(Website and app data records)
════════════════
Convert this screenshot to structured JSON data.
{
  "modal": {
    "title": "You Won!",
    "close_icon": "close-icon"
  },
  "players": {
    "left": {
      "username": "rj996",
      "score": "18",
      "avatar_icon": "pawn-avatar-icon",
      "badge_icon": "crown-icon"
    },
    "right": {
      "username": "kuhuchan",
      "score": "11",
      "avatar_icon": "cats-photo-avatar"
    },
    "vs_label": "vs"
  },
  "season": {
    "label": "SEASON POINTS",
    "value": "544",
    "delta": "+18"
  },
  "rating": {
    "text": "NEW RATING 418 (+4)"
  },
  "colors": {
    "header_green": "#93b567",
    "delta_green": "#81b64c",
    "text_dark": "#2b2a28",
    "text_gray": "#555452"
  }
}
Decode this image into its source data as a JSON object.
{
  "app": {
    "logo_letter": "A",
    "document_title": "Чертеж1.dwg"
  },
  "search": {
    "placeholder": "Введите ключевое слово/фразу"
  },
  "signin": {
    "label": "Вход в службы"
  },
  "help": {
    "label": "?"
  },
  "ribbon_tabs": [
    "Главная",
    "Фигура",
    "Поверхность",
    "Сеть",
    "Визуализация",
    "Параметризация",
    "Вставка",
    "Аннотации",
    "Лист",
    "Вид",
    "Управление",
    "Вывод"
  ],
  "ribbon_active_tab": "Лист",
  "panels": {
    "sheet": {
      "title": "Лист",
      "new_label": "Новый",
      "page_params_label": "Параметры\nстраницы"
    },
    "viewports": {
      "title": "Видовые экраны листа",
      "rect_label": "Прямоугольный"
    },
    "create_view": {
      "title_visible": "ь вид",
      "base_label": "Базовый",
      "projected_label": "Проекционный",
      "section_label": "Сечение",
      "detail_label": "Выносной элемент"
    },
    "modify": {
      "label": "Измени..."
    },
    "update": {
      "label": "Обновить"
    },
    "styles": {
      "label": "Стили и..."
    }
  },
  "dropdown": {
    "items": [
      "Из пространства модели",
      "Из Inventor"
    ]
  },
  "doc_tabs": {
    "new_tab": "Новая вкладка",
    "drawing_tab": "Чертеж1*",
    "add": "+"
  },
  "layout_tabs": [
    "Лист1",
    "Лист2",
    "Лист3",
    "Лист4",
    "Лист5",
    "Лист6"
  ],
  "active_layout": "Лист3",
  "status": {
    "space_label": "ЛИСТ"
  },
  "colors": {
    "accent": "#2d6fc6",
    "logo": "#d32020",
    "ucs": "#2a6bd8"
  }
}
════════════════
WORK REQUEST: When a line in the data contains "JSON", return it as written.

FINISHED TASK:
Convert this screenshot to structured JSON data.
Decode this image into its source data as a JSON object.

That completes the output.